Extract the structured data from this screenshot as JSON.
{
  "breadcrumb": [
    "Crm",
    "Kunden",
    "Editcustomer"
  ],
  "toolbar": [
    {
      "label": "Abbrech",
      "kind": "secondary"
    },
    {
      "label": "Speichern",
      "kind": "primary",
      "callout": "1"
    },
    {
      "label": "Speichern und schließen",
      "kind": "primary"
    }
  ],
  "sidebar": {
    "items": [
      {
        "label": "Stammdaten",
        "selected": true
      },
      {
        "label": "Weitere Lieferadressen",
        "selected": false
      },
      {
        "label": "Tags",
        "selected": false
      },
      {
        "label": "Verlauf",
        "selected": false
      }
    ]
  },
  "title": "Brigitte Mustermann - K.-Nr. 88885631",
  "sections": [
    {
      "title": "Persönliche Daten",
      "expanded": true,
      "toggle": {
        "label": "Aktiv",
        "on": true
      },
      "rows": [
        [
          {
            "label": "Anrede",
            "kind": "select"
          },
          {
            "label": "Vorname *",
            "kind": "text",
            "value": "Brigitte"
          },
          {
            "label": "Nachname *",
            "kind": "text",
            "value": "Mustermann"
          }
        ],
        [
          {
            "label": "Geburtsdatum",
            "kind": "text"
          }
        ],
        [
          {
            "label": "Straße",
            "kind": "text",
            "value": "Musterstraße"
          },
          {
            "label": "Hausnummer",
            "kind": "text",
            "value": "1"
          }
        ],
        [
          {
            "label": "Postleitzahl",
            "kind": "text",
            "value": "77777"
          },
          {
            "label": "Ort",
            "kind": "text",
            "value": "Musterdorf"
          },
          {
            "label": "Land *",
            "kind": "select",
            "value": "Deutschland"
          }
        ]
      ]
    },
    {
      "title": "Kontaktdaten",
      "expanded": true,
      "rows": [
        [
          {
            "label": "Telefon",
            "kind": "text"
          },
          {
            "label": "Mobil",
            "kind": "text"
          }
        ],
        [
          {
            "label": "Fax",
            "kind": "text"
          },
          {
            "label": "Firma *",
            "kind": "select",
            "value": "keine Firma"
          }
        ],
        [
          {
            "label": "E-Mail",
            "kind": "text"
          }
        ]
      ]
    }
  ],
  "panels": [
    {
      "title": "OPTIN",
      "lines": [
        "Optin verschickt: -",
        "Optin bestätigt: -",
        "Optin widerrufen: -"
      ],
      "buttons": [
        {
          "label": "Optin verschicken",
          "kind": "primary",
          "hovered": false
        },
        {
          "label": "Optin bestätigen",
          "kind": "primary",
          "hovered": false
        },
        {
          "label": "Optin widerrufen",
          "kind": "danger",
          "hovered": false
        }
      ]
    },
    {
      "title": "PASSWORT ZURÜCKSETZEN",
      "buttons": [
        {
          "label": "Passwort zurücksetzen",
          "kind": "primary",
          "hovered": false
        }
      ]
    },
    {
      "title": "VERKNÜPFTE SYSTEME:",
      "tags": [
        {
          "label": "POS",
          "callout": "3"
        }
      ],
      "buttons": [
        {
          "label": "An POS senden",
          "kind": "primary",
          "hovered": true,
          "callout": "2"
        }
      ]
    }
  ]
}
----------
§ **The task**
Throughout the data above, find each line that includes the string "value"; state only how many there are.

§ **Written response**
8